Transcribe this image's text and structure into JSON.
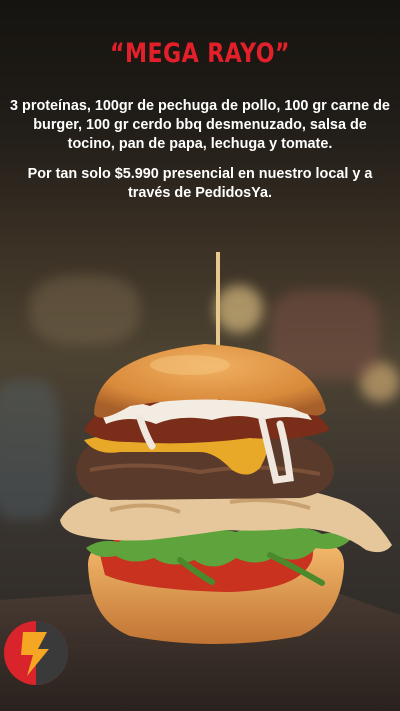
{
  "promo": {
    "title": "“MEGA RAYO”",
    "description": "3 proteínas, 100gr de pechuga de pollo, 100 gr carne de burger, 100 gr cerdo bbq desmenuzado, salsa de tocino, pan de papa, lechuga y tomate.",
    "offer": "Por tan solo $5.990 presencial en nuestro local y a través de PedidosYa."
  },
  "logo": {
    "icon": "lightning-bolt-icon"
  },
  "colors": {
    "title_red": "#e3202a",
    "text": "#ffffff",
    "logo_red": "#d8242a",
    "logo_yellow": "#f5a623"
  }
}
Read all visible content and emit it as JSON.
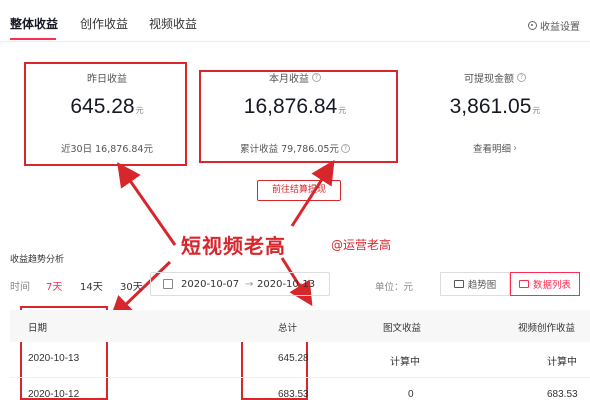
{
  "tabs": [
    "整体收益",
    "创作收益",
    "视频收益"
  ],
  "settings_label": "收益设置",
  "cards": [
    {
      "title": "昨日收益",
      "value": "645.28",
      "unit": "元",
      "sub": "近30日 16,876.84元"
    },
    {
      "title": "本月收益",
      "value": "16,876.84",
      "unit": "元",
      "sub": "累计收益 79,786.05元"
    },
    {
      "title": "可提现金额",
      "value": "3,861.05",
      "unit": "元",
      "sub": "查看明细"
    }
  ],
  "settle_button": "前往结算提现",
  "annotation": {
    "main": "短视频老高",
    "handle": "@运营老高"
  },
  "trend": {
    "title": "收益趋势分析",
    "time_label": "时间",
    "ranges": [
      "7天",
      "14天",
      "30天"
    ],
    "active_range": "7天",
    "date_start": "2020-10-07",
    "date_sep": "→",
    "date_end": "2020-10-13",
    "unit": "单位：元",
    "view_chart": "趋势图",
    "view_table": "数据列表"
  },
  "table": {
    "headers": [
      "日期",
      "总计",
      "图文收益",
      "视频创作收益"
    ],
    "rows": [
      [
        "2020-10-13",
        "645.28",
        "计算中",
        "计算中"
      ],
      [
        "2020-10-12",
        "683.53",
        "0",
        "683.53"
      ]
    ]
  },
  "colors": {
    "accent": "#fe2c55",
    "annotation_red": "#d7262c"
  }
}
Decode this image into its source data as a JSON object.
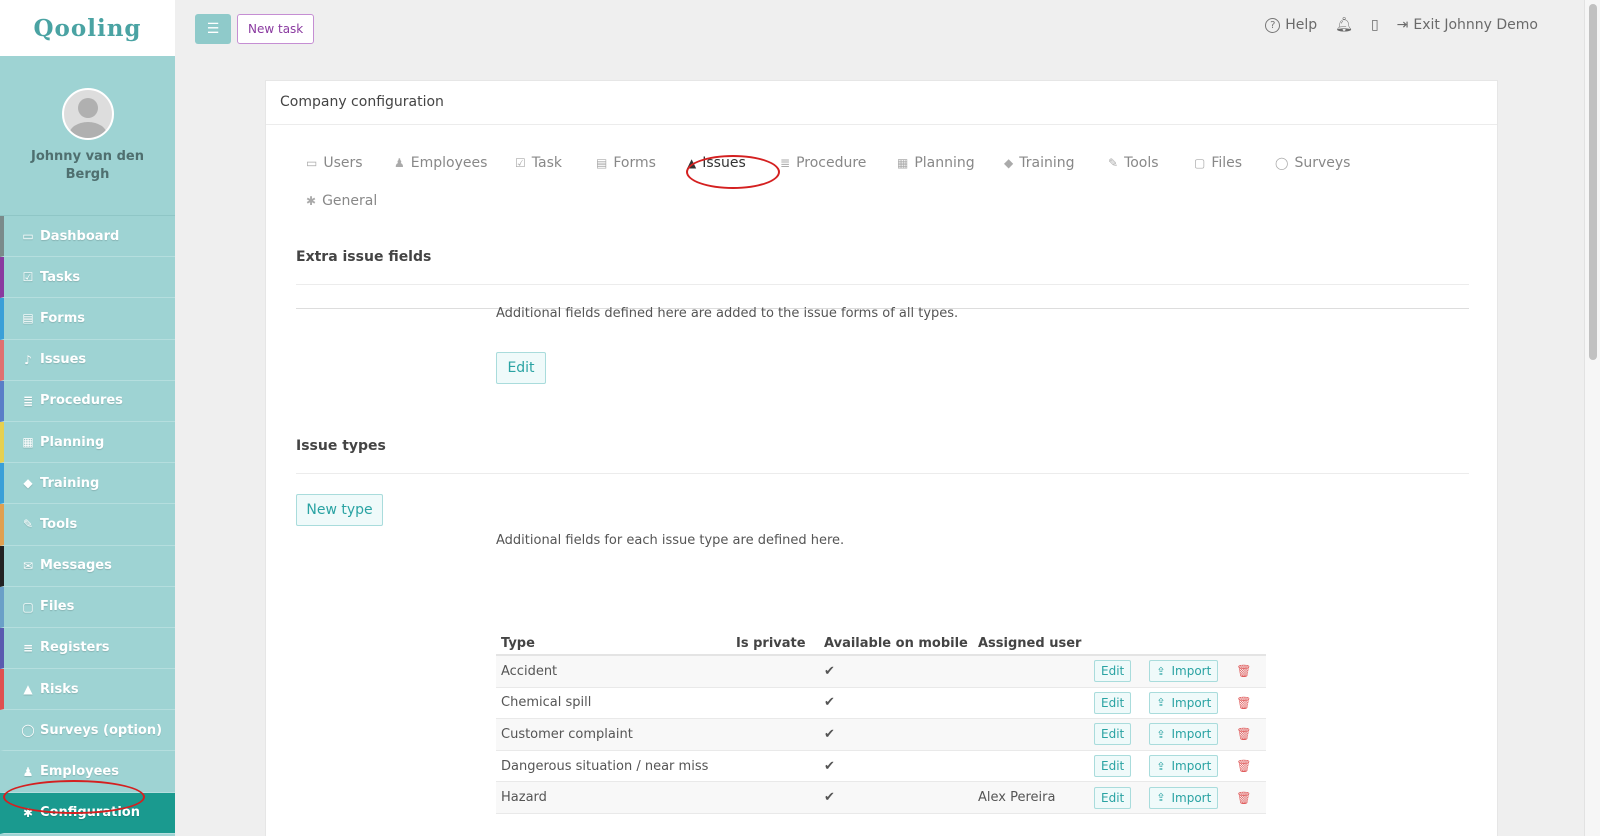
{
  "brand": "Qooling",
  "user": {
    "name": "Johnny van den Bergh"
  },
  "sidebar": {
    "items": [
      {
        "label": "Dashboard",
        "icon": "monitor-icon",
        "glyph": "▭",
        "color": "#7a8a8a"
      },
      {
        "label": "Tasks",
        "icon": "checkbox-icon",
        "glyph": "☑",
        "color": "#8a3aa0"
      },
      {
        "label": "Forms",
        "icon": "document-icon",
        "glyph": "▤",
        "color": "#3aa0d8"
      },
      {
        "label": "Issues",
        "icon": "bell-icon",
        "glyph": "♪",
        "color": "#e07070"
      },
      {
        "label": "Procedures",
        "icon": "list-icon",
        "glyph": "≣",
        "color": "#5a7ec8"
      },
      {
        "label": "Planning",
        "icon": "calendar-icon",
        "glyph": "▦",
        "color": "#e6d050"
      },
      {
        "label": "Training",
        "icon": "graduation-cap-icon",
        "glyph": "◆",
        "color": "#3aa0d8"
      },
      {
        "label": "Tools",
        "icon": "wrench-icon",
        "glyph": "✎",
        "color": "#e0a050"
      },
      {
        "label": "Messages",
        "icon": "envelope-icon",
        "glyph": "✉",
        "color": "#222222"
      },
      {
        "label": "Files",
        "icon": "file-icon",
        "glyph": "▢",
        "color": "#6aa0c8"
      },
      {
        "label": "Registers",
        "icon": "list-icon",
        "glyph": "≡",
        "color": "#5a5ab0"
      },
      {
        "label": "Risks",
        "icon": "warning-icon",
        "glyph": "▲",
        "color": "#e05050"
      },
      {
        "label": "Surveys (option)",
        "icon": "comment-icon",
        "glyph": "◯",
        "color": "#9ed3d3"
      },
      {
        "label": "Employees",
        "icon": "users-icon",
        "glyph": "♟",
        "color": "#9ed3d3"
      },
      {
        "label": "Configuration",
        "icon": "gear-icon",
        "glyph": "✱",
        "color": "#1a9a8f"
      }
    ],
    "active": "Configuration"
  },
  "topbar": {
    "new_task": "New task",
    "help": "Help",
    "exit": "Exit Johnny Demo"
  },
  "page": {
    "title": "Company configuration",
    "tabs": [
      {
        "label": "Users",
        "icon": "id-card-icon",
        "glyph": "▭"
      },
      {
        "label": "Employees",
        "icon": "users-icon",
        "glyph": "♟"
      },
      {
        "label": "Task",
        "icon": "checkbox-icon",
        "glyph": "☑"
      },
      {
        "label": "Forms",
        "icon": "document-icon",
        "glyph": "▤"
      },
      {
        "label": "Issues",
        "icon": "bell-icon",
        "glyph": "▲"
      },
      {
        "label": "Procedure",
        "icon": "list-icon",
        "glyph": "≣"
      },
      {
        "label": "Planning",
        "icon": "calendar-icon",
        "glyph": "▦"
      },
      {
        "label": "Training",
        "icon": "graduation-cap-icon",
        "glyph": "◆"
      },
      {
        "label": "Tools",
        "icon": "wrench-icon",
        "glyph": "✎"
      },
      {
        "label": "Files",
        "icon": "file-icon",
        "glyph": "▢"
      },
      {
        "label": "Surveys",
        "icon": "comment-icon",
        "glyph": "◯"
      },
      {
        "label": "General",
        "icon": "gear-icon",
        "glyph": "✱"
      }
    ],
    "active_tab": "Issues",
    "extra_fields": {
      "title": "Extra issue fields",
      "desc": "Additional fields defined here are added to the issue forms of all types.",
      "edit": "Edit"
    },
    "issue_types": {
      "title": "Issue types",
      "new_type": "New type",
      "desc": "Additional fields for each issue type are defined here.",
      "columns": [
        "Type",
        "Is private",
        "Available on mobile",
        "Assigned user"
      ],
      "edit_label": "Edit",
      "import_label": "Import",
      "rows": [
        {
          "type": "Accident",
          "private": "",
          "mobile": "✔",
          "user": ""
        },
        {
          "type": "Chemical spill",
          "private": "",
          "mobile": "✔",
          "user": ""
        },
        {
          "type": "Customer complaint",
          "private": "",
          "mobile": "✔",
          "user": ""
        },
        {
          "type": "Dangerous situation / near miss",
          "private": "",
          "mobile": "✔",
          "user": ""
        },
        {
          "type": "Hazard",
          "private": "",
          "mobile": "✔",
          "user": "Alex Pereira"
        }
      ]
    }
  }
}
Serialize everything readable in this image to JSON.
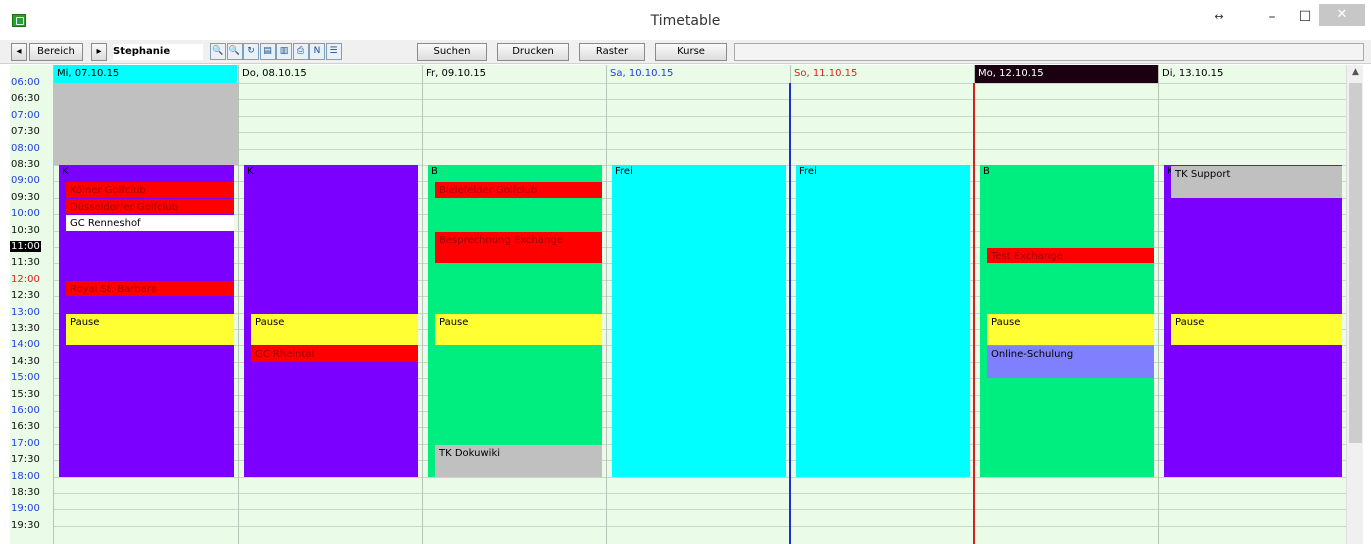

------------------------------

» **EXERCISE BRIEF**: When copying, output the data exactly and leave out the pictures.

» **EXERCISE ANSWER**:
Transcribe this image's text and structure into JSON.
{
  "promo": {
    "title": "“MEGA RAYO”",
    "description": "3 proteínas, 100gr de pechuga de pollo, 100 gr carne de burger, 100 gr cerdo bbq desmenuzado, salsa de tocino, pan de papa, lechuga y tomate.",
    "offer": "Por tan solo $5.990 presencial en nuestro local y a través de PedidosYa."
  },
  "logo": {
    "icon": "lightning-bolt-icon"
  },
  "colors": {
    "title_red": "#e3202a",
    "text": "#ffffff",
    "logo_red": "#d8242a",
    "logo_yellow": "#f5a623"
  }
}
Read all visible content and emit it as JSON.
{
  "tabs": [
    "整体收益",
    "创作收益",
    "视频收益"
  ],
  "settings_label": "收益设置",
  "cards": [
    {
      "title": "昨日收益",
      "value": "645.28",
      "unit": "元",
      "sub": "近30日 16,876.84元"
    },
    {
      "title": "本月收益",
      "value": "16,876.84",
      "unit": "元",
      "sub": "累计收益 79,786.05元"
    },
    {
      "title": "可提现金额",
      "value": "3,861.05",
      "unit": "元",
      "sub": "查看明细"
    }
  ],
  "settle_button": "前往结算提现",
  "annotation": {
    "main": "短视频老高",
    "handle": "@运营老高"
  },
  "trend": {
    "title": "收益趋势分析",
    "time_label": "时间",
    "ranges": [
      "7天",
      "14天",
      "30天"
    ],
    "active_range": "7天",
    "date_start": "2020-10-07",
    "date_sep": "→",
    "date_end": "2020-10-13",
    "unit": "单位：元",
    "view_chart": "趋势图",
    "view_table": "数据列表"
  },
  "table": {
    "headers": [
      "日期",
      "总计",
      "图文收益",
      "视频创作收益"
    ],
    "rows": [
      [
        "2020-10-13",
        "645.28",
        "计算中",
        "计算中"
      ],
      [
        "2020-10-12",
        "683.53",
        "0",
        "683.53"
      ]
    ]
  },
  "colors": {
    "accent": "#fe2c55",
    "annotation_red": "#d7262c"
  }
}
Decode this image into its source data as a JSON object.
{
  "brand": "Qooling",
  "user": {
    "name": "Johnny van den Bergh"
  },
  "sidebar": {
    "items": [
      {
        "label": "Dashboard",
        "icon": "monitor-icon",
        "glyph": "▭",
        "color": "#7a8a8a"
      },
      {
        "label": "Tasks",
        "icon": "checkbox-icon",
        "glyph": "☑",
        "color": "#8a3aa0"
      },
      {
        "label": "Forms",
        "icon": "document-icon",
        "glyph": "▤",
        "color": "#3aa0d8"
      },
      {
        "label": "Issues",
        "icon": "bell-icon",
        "glyph": "♪",
        "color": "#e07070"
      },
      {
        "label": "Procedures",
        "icon": "list-icon",
        "glyph": "≣",
        "color": "#5a7ec8"
      },
      {
        "label": "Planning",
        "icon": "calendar-icon",
        "glyph": "▦",
        "color": "#e6d050"
      },
      {
        "label": "Training",
        "icon": "graduation-cap-icon",
        "glyph": "◆",
        "color": "#3aa0d8"
      },
      {
        "label": "Tools",
        "icon": "wrench-icon",
        "glyph": "✎",
        "color": "#e0a050"
      },
      {
        "label": "Messages",
        "icon": "envelope-icon",
        "glyph": "✉",
        "color": "#222222"
      },
      {
        "label": "Files",
        "icon": "file-icon",
        "glyph": "▢",
        "color": "#6aa0c8"
      },
      {
        "label": "Registers",
        "icon": "list-icon",
        "glyph": "≡",
        "color": "#5a5ab0"
      },
      {
        "label": "Risks",
        "icon": "warning-icon",
        "glyph": "▲",
        "color": "#e05050"
      },
      {
        "label": "Surveys (option)",
        "icon": "comment-icon",
        "glyph": "◯",
        "color": "#9ed3d3"
      },
      {
        "label": "Employees",
        "icon": "users-icon",
        "glyph": "♟",
        "color": "#9ed3d3"
      },
      {
        "label": "Configuration",
        "icon": "gear-icon",
        "glyph": "✱",
        "color": "#1a9a8f"
      }
    ],
    "active": "Configuration"
  },
  "topbar": {
    "new_task": "New task",
    "help": "Help",
    "exit": "Exit Johnny Demo"
  },
  "page": {
    "title": "Company configuration",
    "tabs": [
      {
        "label": "Users",
        "icon": "id-card-icon",
        "glyph": "▭"
      },
      {
        "label": "Employees",
        "icon": "users-icon",
        "glyph": "♟"
      },
      {
        "label": "Task",
        "icon": "checkbox-icon",
        "glyph": "☑"
      },
      {
        "label": "Forms",
        "icon": "document-icon",
        "glyph": "▤"
      },
      {
        "label": "Issues",
        "icon": "bell-icon",
        "glyph": "▲"
      },
      {
        "label": "Procedure",
        "icon": "list-icon",
        "glyph": "≣"
      },
      {
        "label": "Planning",
        "icon": "calendar-icon",
        "glyph": "▦"
      },
      {
        "label": "Training",
        "icon": "graduation-cap-icon",
        "glyph": "◆"
      },
      {
        "label": "Tools",
        "icon": "wrench-icon",
        "glyph": "✎"
      },
      {
        "label": "Files",
        "icon": "file-icon",
        "glyph": "▢"
      },
      {
        "label": "Surveys",
        "icon": "comment-icon",
        "glyph": "◯"
      },
      {
        "label": "General",
        "icon": "gear-icon",
        "glyph": "✱"
      }
    ],
    "active_tab": "Issues",
    "extra_fields": {
      "title": "Extra issue fields",
      "desc": "Additional fields defined here are added to the issue forms of all types.",
      "edit": "Edit"
    },
    "issue_types": {
      "title": "Issue types",
      "new_type": "New type",
      "desc": "Additional fields for each issue type are defined here.",
      "columns": [
        "Type",
        "Is private",
        "Available on mobile",
        "Assigned user"
      ],
      "edit_label": "Edit",
      "import_label": "Import",
      "rows": [
        {
          "type": "Accident",
          "private": "",
          "mobile": "✔",
          "user": ""
        },
        {
          "type": "Chemical spill",
          "private": "",
          "mobile": "✔",
          "user": ""
        },
        {
          "type": "Customer complaint",
          "private": "",
          "mobile": "✔",
          "user": ""
        },
        {
          "type": "Dangerous situation / near miss",
          "private": "",
          "mobile": "✔",
          "user": ""
        },
        {
          "type": "Hazard",
          "private": "",
          "mobile": "✔",
          "user": "Alex Pereira"
        }
      ]
    }
  }
}
Serialize everything readable in this image to JSON.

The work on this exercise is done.